Strengthening Indigenous Informal Seed Systems In Southeast Asia | 94813
Journal of Ecosystem & Ecography
Like us on:
Our Group organises 3000+ Global Conferenceseries Events every year across USA, Europe & Asia with support from 1000 more scientific Societies and Publishes 700+ Open Access Journals which contains over 50000 eminent personalities, reputed scientists as editorial board members.
Seed is a fundamental agriculture input and access to locally adapted, quality seed is an essential component of sustainable
crop production. In much of the developing world, informal seed systems, such as farmer-to-farmer exchanges and farmer
self-saved seed, are critical components of resource poor farming systems. Indeed, planted seed from this informal system
comprise the majority of planted acreage in many regions of the world. This local seed production and distribution facilitates
maintenance of crop biodiversity by preserving in situ locally adapted varieties and by broadening the genetic base of production
with multiple varieties adapted to specific production systems and micro-climates.
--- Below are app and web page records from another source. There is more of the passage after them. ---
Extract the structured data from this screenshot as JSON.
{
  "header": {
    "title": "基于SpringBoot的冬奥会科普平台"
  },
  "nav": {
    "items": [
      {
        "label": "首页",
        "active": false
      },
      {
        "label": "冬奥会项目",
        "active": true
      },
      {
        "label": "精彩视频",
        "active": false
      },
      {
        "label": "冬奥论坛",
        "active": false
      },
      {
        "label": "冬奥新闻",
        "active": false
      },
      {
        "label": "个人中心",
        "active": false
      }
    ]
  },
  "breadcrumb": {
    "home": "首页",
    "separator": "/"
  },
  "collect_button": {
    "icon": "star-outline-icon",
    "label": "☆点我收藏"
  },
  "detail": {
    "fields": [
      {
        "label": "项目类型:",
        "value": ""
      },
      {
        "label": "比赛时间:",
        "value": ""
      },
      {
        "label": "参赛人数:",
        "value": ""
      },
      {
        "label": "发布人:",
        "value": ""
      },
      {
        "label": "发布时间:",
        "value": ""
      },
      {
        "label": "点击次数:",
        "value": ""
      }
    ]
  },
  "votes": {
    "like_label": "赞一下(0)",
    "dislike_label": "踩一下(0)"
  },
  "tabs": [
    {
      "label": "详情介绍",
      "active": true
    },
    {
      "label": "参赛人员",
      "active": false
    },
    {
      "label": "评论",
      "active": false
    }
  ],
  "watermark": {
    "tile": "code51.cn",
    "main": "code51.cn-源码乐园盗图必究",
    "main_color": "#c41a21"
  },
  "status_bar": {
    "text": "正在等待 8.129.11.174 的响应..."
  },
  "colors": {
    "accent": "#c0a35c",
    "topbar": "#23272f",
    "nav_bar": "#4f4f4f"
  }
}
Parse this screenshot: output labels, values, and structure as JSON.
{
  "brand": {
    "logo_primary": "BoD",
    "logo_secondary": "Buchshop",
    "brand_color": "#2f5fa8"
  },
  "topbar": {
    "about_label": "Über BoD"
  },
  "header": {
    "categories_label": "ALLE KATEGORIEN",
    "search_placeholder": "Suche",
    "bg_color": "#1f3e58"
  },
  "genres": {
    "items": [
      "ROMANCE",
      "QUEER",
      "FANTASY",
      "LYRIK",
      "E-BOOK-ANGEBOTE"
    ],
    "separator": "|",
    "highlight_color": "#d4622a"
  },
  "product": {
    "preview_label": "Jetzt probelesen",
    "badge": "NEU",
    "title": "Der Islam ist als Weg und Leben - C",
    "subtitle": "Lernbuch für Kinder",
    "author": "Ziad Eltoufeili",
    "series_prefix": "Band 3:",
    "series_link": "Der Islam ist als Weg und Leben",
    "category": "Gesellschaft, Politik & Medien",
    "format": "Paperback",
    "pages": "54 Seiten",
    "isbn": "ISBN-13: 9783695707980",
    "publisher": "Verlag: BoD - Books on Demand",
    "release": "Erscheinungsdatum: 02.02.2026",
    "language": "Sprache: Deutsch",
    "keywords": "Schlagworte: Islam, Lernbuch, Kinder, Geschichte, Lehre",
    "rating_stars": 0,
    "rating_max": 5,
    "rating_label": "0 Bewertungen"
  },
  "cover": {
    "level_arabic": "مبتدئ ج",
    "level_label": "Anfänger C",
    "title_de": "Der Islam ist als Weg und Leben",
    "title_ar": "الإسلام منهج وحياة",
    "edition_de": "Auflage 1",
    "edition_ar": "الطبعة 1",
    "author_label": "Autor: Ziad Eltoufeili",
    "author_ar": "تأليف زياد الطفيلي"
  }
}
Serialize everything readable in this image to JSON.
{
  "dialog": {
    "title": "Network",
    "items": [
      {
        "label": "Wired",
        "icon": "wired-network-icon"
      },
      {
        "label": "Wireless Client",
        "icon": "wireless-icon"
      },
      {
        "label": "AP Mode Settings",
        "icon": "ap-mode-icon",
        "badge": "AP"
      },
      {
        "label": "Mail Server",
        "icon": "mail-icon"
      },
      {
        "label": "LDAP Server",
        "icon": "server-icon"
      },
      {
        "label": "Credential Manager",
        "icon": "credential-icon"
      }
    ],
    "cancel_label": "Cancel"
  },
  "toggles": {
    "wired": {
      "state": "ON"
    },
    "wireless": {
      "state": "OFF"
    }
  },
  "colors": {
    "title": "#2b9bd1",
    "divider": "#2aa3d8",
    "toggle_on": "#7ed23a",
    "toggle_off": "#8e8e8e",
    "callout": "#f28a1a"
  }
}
These informal seed systems are also critical
for seed and food security during periods of instability or natural disaster, including changing environmental conditions. A rich
diversity of underutilized species functions within informal seed systems in Southeast Asia and represents a valuable resource
for the development and improvement of crop species. Current efforts to conserve, improve and disseminate indigenous species
are failing or insufficient. To optimize these informal seed systems, research has been conducted to better understand their
germplasm characteristics, distribution pathways and gatekeepers and to improve local stakeholder access to seed information
and value chains. Research and extension projects to conserve and promote neglected and underutilized species within these
informal seed systems have resulted in: (1) surveys of key indigenous crops and collection of local crop knowledge, (2) training
and development of regional community-based seed banking enterprises, (3) seed quality conferences including seed exchange
activities and (4) improved human and institutional capacity, strategically focused on entrepreneurial women.
Ricky M Bates is a Professor of Horticulture in the Department of Plant Science at Penn State University and holds BS and MS in Horticulture from West Virginia University and a PhD in Horticulture from Virginia Tech. Throughout his career he has aspired to use horticultural science as a tool to increase the profitability of horticulture enterprises, protect and restore the environment and alleviate poverty in developing parts of the world. His research, teaching and outreach programs have emphasized sustainable, scalable solutions to problems affecting horticulture value chain development and low-input food production systems. His work in Southeast Asia focuses on human and institutional capacity building involving implementation of innovative, field-based approaches, grounded in appropriate technology, entrepreneurship and market engagement.